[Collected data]
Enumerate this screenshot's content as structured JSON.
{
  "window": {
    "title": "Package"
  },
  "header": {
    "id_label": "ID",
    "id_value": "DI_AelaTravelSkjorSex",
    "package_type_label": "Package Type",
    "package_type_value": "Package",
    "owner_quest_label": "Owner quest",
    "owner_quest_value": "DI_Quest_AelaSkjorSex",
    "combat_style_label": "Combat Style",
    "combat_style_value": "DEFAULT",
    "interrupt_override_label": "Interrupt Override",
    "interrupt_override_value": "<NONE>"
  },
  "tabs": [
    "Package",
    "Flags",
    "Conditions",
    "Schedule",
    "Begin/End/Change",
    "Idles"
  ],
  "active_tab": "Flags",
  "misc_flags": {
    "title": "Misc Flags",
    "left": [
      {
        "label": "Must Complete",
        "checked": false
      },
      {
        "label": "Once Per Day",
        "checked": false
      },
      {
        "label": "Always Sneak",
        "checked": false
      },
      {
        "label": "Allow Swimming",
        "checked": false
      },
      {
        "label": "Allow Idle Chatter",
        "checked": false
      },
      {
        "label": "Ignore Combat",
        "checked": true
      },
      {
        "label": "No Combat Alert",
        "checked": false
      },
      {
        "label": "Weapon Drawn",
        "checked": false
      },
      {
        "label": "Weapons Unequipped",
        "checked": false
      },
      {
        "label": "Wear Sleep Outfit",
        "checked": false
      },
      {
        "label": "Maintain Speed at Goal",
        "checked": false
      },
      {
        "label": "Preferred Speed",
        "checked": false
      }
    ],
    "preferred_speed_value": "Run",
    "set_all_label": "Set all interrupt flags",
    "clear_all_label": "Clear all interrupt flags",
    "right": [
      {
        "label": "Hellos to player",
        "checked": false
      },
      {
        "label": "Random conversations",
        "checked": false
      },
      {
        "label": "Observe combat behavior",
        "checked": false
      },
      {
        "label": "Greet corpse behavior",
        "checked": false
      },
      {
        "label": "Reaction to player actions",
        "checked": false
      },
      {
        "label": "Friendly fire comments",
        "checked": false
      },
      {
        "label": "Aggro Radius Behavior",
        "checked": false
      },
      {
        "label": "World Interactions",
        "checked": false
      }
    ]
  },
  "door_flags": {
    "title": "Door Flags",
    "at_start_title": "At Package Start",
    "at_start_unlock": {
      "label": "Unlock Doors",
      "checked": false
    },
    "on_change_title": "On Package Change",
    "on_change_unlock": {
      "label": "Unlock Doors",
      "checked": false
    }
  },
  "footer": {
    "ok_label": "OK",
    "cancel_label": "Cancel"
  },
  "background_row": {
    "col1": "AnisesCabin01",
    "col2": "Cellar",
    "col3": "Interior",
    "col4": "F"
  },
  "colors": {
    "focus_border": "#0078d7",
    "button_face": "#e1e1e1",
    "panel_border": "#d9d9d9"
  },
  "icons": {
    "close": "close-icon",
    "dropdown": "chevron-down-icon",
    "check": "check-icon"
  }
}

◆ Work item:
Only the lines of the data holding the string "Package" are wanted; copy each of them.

◆ Answer for this exercise:
    "title": "Package"
    "package_type_label": "Package Type",
    "package_type_value": "Package",
    "Package",
    "at_start_title": "At Package Start",
    "on_change_title": "On Package Change",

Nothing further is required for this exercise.